* Exercise inputs
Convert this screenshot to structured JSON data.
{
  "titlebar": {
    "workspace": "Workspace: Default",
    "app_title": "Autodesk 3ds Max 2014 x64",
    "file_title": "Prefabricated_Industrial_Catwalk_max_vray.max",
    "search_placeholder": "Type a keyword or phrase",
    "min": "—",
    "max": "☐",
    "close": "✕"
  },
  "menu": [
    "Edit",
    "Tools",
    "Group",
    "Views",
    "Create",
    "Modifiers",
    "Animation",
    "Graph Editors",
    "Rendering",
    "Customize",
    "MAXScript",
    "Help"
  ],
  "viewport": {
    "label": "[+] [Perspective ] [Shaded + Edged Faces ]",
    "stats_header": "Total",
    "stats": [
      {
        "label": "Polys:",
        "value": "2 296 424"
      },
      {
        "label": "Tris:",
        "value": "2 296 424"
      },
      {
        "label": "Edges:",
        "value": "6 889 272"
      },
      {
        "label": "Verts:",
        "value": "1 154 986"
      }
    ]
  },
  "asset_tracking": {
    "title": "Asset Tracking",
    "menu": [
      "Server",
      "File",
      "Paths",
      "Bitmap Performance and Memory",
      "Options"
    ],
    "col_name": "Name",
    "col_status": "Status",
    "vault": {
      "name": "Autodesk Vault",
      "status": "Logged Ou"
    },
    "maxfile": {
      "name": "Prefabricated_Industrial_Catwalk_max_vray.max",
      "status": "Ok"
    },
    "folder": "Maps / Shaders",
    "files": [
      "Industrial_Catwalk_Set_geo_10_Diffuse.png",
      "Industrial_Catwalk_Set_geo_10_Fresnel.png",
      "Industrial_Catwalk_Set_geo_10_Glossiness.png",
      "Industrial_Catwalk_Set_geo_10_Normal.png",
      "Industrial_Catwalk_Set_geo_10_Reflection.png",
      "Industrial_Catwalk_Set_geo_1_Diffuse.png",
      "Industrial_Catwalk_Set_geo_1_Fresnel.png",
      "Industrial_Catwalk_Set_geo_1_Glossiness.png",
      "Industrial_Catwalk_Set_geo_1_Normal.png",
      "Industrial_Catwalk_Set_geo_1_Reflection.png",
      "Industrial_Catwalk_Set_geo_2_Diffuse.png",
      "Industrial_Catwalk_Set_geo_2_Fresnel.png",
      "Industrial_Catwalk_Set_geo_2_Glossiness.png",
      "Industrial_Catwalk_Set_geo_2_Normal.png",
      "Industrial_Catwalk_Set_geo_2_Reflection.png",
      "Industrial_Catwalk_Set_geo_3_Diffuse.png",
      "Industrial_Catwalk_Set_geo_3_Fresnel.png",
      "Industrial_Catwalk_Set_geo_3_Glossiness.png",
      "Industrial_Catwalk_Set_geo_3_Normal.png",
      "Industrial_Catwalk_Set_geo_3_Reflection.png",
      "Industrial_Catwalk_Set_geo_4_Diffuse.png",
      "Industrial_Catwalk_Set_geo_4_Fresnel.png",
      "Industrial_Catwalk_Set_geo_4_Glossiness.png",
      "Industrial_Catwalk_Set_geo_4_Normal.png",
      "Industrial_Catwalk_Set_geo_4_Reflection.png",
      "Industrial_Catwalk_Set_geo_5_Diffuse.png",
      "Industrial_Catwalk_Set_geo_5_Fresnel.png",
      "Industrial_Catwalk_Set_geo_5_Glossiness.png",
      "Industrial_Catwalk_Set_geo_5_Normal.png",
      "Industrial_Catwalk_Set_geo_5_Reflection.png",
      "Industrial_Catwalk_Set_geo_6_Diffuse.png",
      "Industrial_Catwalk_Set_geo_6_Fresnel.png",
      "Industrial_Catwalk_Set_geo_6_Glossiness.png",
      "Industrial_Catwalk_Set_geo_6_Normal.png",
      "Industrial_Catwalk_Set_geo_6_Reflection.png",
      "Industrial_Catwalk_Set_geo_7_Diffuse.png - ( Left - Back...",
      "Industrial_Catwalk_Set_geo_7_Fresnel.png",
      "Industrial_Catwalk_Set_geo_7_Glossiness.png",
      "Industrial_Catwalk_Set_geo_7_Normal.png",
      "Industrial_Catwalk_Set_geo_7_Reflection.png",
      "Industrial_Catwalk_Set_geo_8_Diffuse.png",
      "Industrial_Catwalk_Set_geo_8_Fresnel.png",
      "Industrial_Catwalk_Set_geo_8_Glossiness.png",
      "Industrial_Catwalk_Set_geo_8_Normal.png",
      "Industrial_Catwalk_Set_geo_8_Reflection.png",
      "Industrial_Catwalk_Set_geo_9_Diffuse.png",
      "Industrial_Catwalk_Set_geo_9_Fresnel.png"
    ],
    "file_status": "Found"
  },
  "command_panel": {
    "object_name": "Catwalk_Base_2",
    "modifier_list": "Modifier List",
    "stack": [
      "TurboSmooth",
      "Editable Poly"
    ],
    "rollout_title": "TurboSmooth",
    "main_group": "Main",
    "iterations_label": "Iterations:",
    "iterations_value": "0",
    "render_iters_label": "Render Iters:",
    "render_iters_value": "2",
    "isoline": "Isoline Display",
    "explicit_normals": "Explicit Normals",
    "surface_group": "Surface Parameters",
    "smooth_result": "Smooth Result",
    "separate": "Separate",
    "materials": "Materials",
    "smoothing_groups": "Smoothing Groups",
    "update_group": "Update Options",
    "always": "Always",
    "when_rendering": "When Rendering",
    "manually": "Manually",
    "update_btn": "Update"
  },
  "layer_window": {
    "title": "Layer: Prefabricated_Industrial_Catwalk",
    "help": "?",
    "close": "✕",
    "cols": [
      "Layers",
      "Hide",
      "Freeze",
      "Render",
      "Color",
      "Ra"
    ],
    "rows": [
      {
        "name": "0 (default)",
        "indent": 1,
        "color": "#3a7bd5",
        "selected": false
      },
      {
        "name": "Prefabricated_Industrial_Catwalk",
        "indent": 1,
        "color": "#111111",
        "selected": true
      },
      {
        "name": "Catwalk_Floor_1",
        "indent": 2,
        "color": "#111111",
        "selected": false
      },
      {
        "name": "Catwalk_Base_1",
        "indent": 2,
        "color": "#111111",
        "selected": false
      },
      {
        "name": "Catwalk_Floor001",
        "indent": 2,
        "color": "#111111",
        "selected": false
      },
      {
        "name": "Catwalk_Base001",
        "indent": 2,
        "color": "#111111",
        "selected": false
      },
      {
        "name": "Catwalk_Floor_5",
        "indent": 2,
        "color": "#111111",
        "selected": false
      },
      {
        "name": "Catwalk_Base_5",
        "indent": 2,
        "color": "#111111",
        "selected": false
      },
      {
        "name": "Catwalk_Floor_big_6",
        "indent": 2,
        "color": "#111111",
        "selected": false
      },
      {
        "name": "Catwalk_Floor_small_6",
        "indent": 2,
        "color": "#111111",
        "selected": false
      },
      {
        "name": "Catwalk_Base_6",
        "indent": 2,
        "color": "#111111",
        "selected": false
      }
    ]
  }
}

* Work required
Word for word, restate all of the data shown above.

* Output of the exercise
Convert this screenshot to structured JSON data.
{
  "titlebar": {
    "workspace": "Workspace: Default",
    "app_title": "Autodesk 3ds Max 2014 x64",
    "file_title": "Prefabricated_Industrial_Catwalk_max_vray.max",
    "search_placeholder": "Type a keyword or phrase",
    "min": "—",
    "max": "☐",
    "close": "✕"
  },
  "menu": [
    "Edit",
    "Tools",
    "Group",
    "Views",
    "Create",
    "Modifiers",
    "Animation",
    "Graph Editors",
    "Rendering",
    "Customize",
    "MAXScript",
    "Help"
  ],
  "viewport": {
    "label": "[+] [Perspective ] [Shaded + Edged Faces ]",
    "stats_header": "Total",
    "stats": [
      {
        "label": "Polys:",
        "value": "2 296 424"
      },
      {
        "label": "Tris:",
        "value": "2 296 424"
      },
      {
        "label": "Edges:",
        "value": "6 889 272"
      },
      {
        "label": "Verts:",
        "value": "1 154 986"
      }
    ]
  },
  "asset_tracking": {
    "title": "Asset Tracking",
    "menu": [
      "Server",
      "File",
      "Paths",
      "Bitmap Performance and Memory",
      "Options"
    ],
    "col_name": "Name",
    "col_status": "Status",
    "vault": {
      "name": "Autodesk Vault",
      "status": "Logged Ou"
    },
    "maxfile": {
      "name": "Prefabricated_Industrial_Catwalk_max_vray.max",
      "status": "Ok"
    },
    "folder": "Maps / Shaders",
    "files": [
      "Industrial_Catwalk_Set_geo_10_Diffuse.png",
      "Industrial_Catwalk_Set_geo_10_Fresnel.png",
      "Industrial_Catwalk_Set_geo_10_Glossiness.png",
      "Industrial_Catwalk_Set_geo_10_Normal.png",
      "Industrial_Catwalk_Set_geo_10_Reflection.png",
      "Industrial_Catwalk_Set_geo_1_Diffuse.png",
      "Industrial_Catwalk_Set_geo_1_Fresnel.png",
      "Industrial_Catwalk_Set_geo_1_Glossiness.png",
      "Industrial_Catwalk_Set_geo_1_Normal.png",
      "Industrial_Catwalk_Set_geo_1_Reflection.png",
      "Industrial_Catwalk_Set_geo_2_Diffuse.png",
      "Industrial_Catwalk_Set_geo_2_Fresnel.png",
      "Industrial_Catwalk_Set_geo_2_Glossiness.png",
      "Industrial_Catwalk_Set_geo_2_Normal.png",
      "Industrial_Catwalk_Set_geo_2_Reflection.png",
      "Industrial_Catwalk_Set_geo_3_Diffuse.png",
      "Industrial_Catwalk_Set_geo_3_Fresnel.png",
      "Industrial_Catwalk_Set_geo_3_Glossiness.png",
      "Industrial_Catwalk_Set_geo_3_Normal.png",
      "Industrial_Catwalk_Set_geo_3_Reflection.png",
      "Industrial_Catwalk_Set_geo_4_Diffuse.png",
      "Industrial_Catwalk_Set_geo_4_Fresnel.png",
      "Industrial_Catwalk_Set_geo_4_Glossiness.png",
      "Industrial_Catwalk_Set_geo_4_Normal.png",
      "Industrial_Catwalk_Set_geo_4_Reflection.png",
      "Industrial_Catwalk_Set_geo_5_Diffuse.png",
      "Industrial_Catwalk_Set_geo_5_Fresnel.png",
      "Industrial_Catwalk_Set_geo_5_Glossiness.png",
      "Industrial_Catwalk_Set_geo_5_Normal.png",
      "Industrial_Catwalk_Set_geo_5_Reflection.png",
      "Industrial_Catwalk_Set_geo_6_Diffuse.png",
      "Industrial_Catwalk_Set_geo_6_Fresnel.png",
      "Industrial_Catwalk_Set_geo_6_Glossiness.png",
      "Industrial_Catwalk_Set_geo_6_Normal.png",
      "Industrial_Catwalk_Set_geo_6_Reflection.png",
      "Industrial_Catwalk_Set_geo_7_Diffuse.png - ( Left - Back...",
      "Industrial_Catwalk_Set_geo_7_Fresnel.png",
      "Industrial_Catwalk_Set_geo_7_Glossiness.png",
      "Industrial_Catwalk_Set_geo_7_Normal.png",
      "Industrial_Catwalk_Set_geo_7_Reflection.png",
      "Industrial_Catwalk_Set_geo_8_Diffuse.png",
      "Industrial_Catwalk_Set_geo_8_Fresnel.png",
      "Industrial_Catwalk_Set_geo_8_Glossiness.png",
      "Industrial_Catwalk_Set_geo_8_Normal.png",
      "Industrial_Catwalk_Set_geo_8_Reflection.png",
      "Industrial_Catwalk_Set_geo_9_Diffuse.png",
      "Industrial_Catwalk_Set_geo_9_Fresnel.png"
    ],
    "file_status": "Found"
  },
  "command_panel": {
    "object_name": "Catwalk_Base_2",
    "modifier_list": "Modifier List",
    "stack": [
      "TurboSmooth",
      "Editable Poly"
    ],
    "rollout_title": "TurboSmooth",
    "main_group": "Main",
    "iterations_label": "Iterations:",
    "iterations_value": "0",
    "render_iters_label": "Render Iters:",
    "render_iters_value": "2",
    "isoline": "Isoline Display",
    "explicit_normals": "Explicit Normals",
    "surface_group": "Surface Parameters",
    "smooth_result": "Smooth Result",
    "separate": "Separate",
    "materials": "Materials",
    "smoothing_groups": "Smoothing Groups",
    "update_group": "Update Options",
    "always": "Always",
    "when_rendering": "When Rendering",
    "manually": "Manually",
    "update_btn": "Update"
  },
  "layer_window": {
    "title": "Layer: Prefabricated_Industrial_Catwalk",
    "help": "?",
    "close": "✕",
    "cols": [
      "Layers",
      "Hide",
      "Freeze",
      "Render",
      "Color",
      "Ra"
    ],
    "rows": [
      {
        "name": "0 (default)",
        "indent": 1,
        "color": "#3a7bd5",
        "selected": false
      },
      {
        "name": "Prefabricated_Industrial_Catwalk",
        "indent": 1,
        "color": "#111111",
        "selected": true
      },
      {
        "name": "Catwalk_Floor_1",
        "indent": 2,
        "color": "#111111",
        "selected": false
      },
      {
        "name": "Catwalk_Base_1",
        "indent": 2,
        "color": "#111111",
        "selected": false
      },
      {
        "name": "Catwalk_Floor001",
        "indent": 2,
        "color": "#111111",
        "selected": false
      },
      {
        "name": "Catwalk_Base001",
        "indent": 2,
        "color": "#111111",
        "selected": false
      },
      {
        "name": "Catwalk_Floor_5",
        "indent": 2,
        "color": "#111111",
        "selected": false
      },
      {
        "name": "Catwalk_Base_5",
        "indent": 2,
        "color": "#111111",
        "selected": false
      },
      {
        "name": "Catwalk_Floor_big_6",
        "indent": 2,
        "color": "#111111",
        "selected": false
      },
      {
        "name": "Catwalk_Floor_small_6",
        "indent": 2,
        "color": "#111111",
        "selected": false
      },
      {
        "name": "Catwalk_Base_6",
        "indent": 2,
        "color": "#111111",
        "selected": false
      }
    ]
  }
}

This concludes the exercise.